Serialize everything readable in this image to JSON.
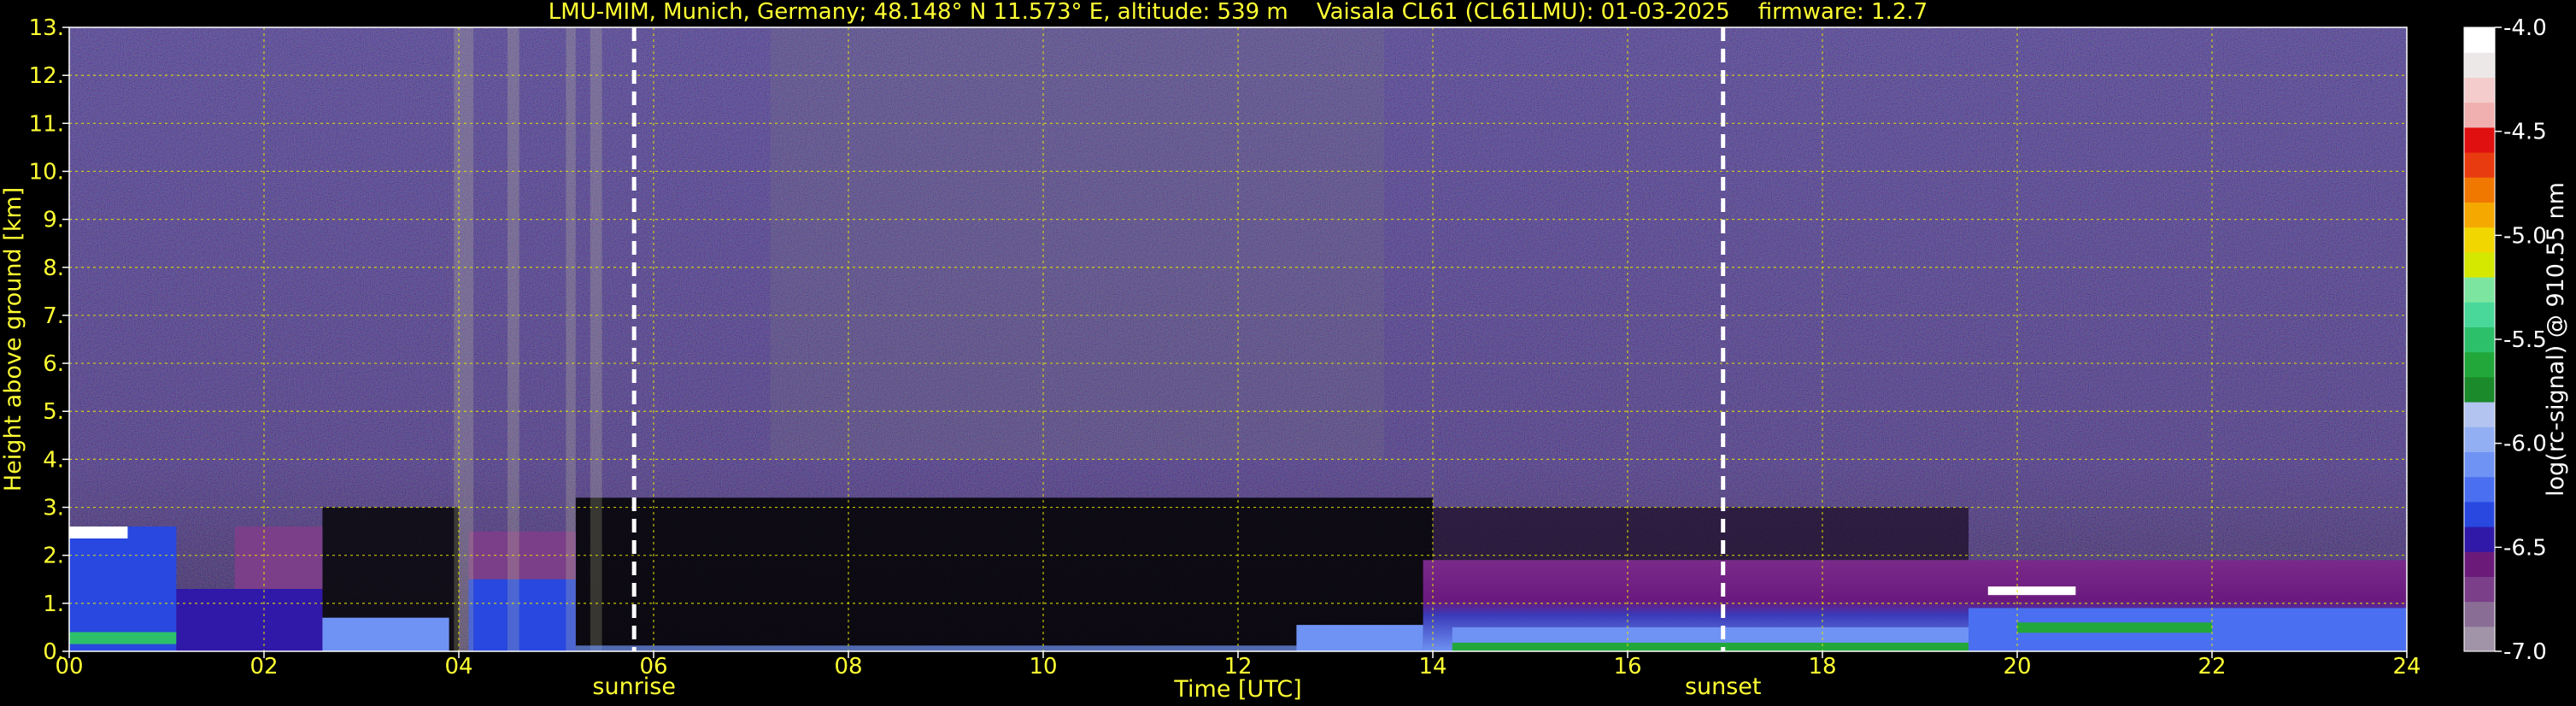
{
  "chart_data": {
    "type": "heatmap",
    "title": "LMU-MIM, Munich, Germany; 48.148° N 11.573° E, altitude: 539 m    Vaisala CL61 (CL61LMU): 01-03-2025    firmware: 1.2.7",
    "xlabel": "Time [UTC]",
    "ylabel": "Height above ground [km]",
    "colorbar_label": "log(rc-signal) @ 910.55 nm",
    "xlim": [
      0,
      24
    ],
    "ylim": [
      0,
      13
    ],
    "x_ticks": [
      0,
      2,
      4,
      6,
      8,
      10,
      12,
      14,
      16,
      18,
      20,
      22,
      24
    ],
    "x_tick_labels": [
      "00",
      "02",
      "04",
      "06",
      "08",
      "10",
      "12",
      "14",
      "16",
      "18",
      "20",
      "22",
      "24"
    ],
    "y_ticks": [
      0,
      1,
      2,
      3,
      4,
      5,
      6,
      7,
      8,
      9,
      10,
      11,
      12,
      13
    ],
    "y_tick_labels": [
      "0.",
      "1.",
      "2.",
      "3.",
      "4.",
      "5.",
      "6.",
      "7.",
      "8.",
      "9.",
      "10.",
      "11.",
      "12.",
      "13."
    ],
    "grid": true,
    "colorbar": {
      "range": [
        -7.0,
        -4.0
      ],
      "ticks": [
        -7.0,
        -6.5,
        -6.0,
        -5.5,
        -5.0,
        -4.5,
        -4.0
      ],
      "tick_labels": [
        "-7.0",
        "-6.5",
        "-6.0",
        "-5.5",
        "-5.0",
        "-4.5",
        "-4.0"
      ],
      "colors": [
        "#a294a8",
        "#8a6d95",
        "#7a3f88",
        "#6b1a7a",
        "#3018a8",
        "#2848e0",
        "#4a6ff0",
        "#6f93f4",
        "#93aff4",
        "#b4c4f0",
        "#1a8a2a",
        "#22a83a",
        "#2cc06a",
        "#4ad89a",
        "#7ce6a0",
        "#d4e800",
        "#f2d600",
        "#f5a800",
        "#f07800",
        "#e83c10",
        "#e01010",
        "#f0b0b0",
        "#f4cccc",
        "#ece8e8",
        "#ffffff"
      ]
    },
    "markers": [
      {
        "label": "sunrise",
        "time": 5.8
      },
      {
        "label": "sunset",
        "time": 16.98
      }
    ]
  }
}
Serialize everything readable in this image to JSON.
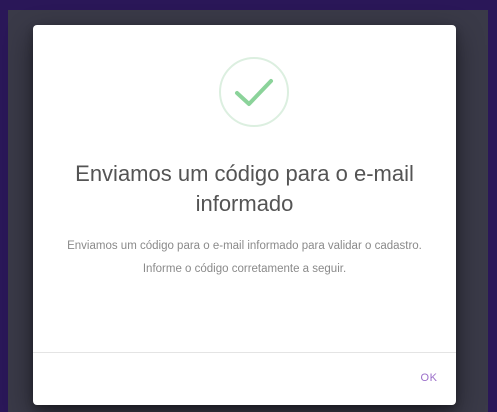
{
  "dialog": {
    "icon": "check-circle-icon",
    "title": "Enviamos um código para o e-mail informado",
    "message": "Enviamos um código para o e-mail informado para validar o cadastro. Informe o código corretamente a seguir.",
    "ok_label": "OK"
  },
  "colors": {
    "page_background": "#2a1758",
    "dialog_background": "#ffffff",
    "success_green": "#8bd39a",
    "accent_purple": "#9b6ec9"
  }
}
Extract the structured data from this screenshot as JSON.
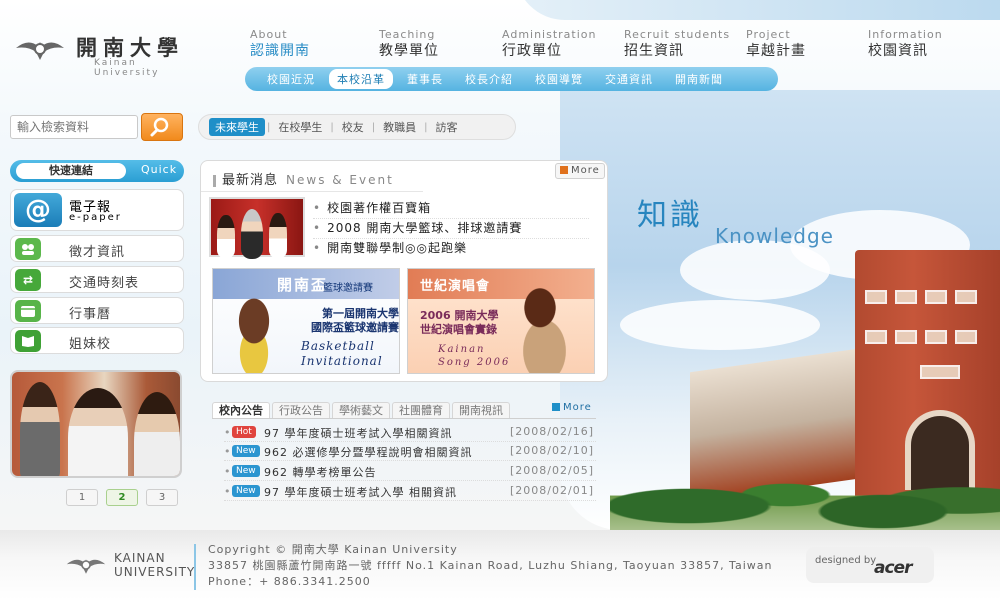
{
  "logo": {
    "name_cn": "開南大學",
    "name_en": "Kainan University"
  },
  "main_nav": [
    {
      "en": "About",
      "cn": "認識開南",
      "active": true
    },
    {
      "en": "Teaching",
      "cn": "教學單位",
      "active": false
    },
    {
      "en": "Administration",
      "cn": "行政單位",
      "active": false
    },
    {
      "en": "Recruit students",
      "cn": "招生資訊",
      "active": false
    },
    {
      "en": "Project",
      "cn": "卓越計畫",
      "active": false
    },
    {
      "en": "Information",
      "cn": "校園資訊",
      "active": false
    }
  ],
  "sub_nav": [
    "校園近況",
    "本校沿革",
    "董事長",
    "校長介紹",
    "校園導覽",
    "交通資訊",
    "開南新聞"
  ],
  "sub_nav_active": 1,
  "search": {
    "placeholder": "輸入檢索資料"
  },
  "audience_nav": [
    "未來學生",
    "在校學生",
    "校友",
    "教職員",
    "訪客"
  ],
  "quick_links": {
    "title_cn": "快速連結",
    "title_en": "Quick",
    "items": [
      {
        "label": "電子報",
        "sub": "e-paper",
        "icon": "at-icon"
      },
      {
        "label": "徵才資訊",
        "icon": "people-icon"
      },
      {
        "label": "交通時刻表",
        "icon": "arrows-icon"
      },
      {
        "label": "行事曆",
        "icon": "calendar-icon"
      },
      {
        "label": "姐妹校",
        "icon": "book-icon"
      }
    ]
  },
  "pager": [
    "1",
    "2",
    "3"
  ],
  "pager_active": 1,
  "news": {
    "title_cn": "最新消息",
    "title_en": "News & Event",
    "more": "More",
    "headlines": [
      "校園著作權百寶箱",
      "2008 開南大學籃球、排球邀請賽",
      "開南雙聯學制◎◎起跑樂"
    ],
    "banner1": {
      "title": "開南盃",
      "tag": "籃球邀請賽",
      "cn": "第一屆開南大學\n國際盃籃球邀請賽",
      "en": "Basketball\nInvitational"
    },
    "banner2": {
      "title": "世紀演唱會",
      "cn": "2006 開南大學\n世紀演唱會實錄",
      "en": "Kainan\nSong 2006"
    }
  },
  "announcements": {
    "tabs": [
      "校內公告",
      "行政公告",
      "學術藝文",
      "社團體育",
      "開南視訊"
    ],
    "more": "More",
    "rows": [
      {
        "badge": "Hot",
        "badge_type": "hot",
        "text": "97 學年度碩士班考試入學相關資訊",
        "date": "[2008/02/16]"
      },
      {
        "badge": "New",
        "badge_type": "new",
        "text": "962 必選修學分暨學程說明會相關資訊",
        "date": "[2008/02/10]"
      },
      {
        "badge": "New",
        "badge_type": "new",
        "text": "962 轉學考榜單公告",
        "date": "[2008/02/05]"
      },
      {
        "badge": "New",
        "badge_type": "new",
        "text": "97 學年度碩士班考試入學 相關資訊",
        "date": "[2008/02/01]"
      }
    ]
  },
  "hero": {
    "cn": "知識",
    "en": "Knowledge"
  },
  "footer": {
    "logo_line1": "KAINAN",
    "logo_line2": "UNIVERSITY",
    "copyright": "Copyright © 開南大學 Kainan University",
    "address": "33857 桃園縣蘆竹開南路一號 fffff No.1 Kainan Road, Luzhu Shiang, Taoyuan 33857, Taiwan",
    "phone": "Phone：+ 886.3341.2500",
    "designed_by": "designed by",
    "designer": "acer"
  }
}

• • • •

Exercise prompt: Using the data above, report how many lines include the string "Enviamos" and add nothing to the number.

Answer space: 2